BEGIN

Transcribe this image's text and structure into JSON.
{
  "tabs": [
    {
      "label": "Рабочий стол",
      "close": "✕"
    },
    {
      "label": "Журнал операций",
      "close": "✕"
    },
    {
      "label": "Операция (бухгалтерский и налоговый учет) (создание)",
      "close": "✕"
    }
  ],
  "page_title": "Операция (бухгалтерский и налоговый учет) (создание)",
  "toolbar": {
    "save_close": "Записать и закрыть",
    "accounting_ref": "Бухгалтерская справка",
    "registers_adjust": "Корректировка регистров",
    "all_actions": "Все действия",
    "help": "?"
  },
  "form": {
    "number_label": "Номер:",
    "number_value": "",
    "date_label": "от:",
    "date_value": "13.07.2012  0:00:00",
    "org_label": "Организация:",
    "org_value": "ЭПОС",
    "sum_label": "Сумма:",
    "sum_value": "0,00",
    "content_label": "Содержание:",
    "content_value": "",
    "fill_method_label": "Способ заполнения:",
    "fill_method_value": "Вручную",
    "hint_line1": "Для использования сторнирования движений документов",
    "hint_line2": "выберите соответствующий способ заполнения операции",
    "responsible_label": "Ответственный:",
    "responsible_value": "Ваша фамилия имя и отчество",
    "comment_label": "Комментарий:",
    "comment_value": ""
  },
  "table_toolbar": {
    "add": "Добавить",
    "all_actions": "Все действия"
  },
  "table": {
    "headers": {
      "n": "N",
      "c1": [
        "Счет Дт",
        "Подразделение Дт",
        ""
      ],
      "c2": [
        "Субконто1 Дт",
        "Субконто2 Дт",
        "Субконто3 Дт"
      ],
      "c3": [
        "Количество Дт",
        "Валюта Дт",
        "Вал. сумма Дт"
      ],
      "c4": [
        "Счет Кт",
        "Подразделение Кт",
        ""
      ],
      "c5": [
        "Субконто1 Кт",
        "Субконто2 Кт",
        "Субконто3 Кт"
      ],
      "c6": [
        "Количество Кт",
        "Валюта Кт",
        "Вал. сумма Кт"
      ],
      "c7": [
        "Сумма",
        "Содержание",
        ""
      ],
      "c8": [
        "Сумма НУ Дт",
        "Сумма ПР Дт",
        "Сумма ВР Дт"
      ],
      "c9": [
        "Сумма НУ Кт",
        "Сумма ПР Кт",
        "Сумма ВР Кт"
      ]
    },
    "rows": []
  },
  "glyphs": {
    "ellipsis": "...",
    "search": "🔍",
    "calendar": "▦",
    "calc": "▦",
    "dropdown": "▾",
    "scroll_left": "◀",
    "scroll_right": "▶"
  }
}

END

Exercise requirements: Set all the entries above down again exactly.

Solution to this exercise:
Transcribe this image's text and structure into JSON.
{
  "tabs": [
    {
      "label": "Рабочий стол",
      "close": "✕"
    },
    {
      "label": "Журнал операций",
      "close": "✕"
    },
    {
      "label": "Операция (бухгалтерский и налоговый учет) (создание)",
      "close": "✕"
    }
  ],
  "page_title": "Операция (бухгалтерский и налоговый учет) (создание)",
  "toolbar": {
    "save_close": "Записать и закрыть",
    "accounting_ref": "Бухгалтерская справка",
    "registers_adjust": "Корректировка регистров",
    "all_actions": "Все действия",
    "help": "?"
  },
  "form": {
    "number_label": "Номер:",
    "number_value": "",
    "date_label": "от:",
    "date_value": "13.07.2012  0:00:00",
    "org_label": "Организация:",
    "org_value": "ЭПОС",
    "sum_label": "Сумма:",
    "sum_value": "0,00",
    "content_label": "Содержание:",
    "content_value": "",
    "fill_method_label": "Способ заполнения:",
    "fill_method_value": "Вручную",
    "hint_line1": "Для использования сторнирования движений документов",
    "hint_line2": "выберите соответствующий способ заполнения операции",
    "responsible_label": "Ответственный:",
    "responsible_value": "Ваша фамилия имя и отчество",
    "comment_label": "Комментарий:",
    "comment_value": ""
  },
  "table_toolbar": {
    "add": "Добавить",
    "all_actions": "Все действия"
  },
  "table": {
    "headers": {
      "n": "N",
      "c1": [
        "Счет Дт",
        "Подразделение Дт",
        ""
      ],
      "c2": [
        "Субконто1 Дт",
        "Субконто2 Дт",
        "Субконто3 Дт"
      ],
      "c3": [
        "Количество Дт",
        "Валюта Дт",
        "Вал. сумма Дт"
      ],
      "c4": [
        "Счет Кт",
        "Подразделение Кт",
        ""
      ],
      "c5": [
        "Субконто1 Кт",
        "Субконто2 Кт",
        "Субконто3 Кт"
      ],
      "c6": [
        "Количество Кт",
        "Валюта Кт",
        "Вал. сумма Кт"
      ],
      "c7": [
        "Сумма",
        "Содержание",
        ""
      ],
      "c8": [
        "Сумма НУ Дт",
        "Сумма ПР Дт",
        "Сумма ВР Дт"
      ],
      "c9": [
        "Сумма НУ Кт",
        "Сумма ПР Кт",
        "Сумма ВР Кт"
      ]
    },
    "rows": []
  },
  "glyphs": {
    "ellipsis": "...",
    "search": "🔍",
    "calendar": "▦",
    "calc": "▦",
    "dropdown": "▾",
    "scroll_left": "◀",
    "scroll_right": "▶"
  }
}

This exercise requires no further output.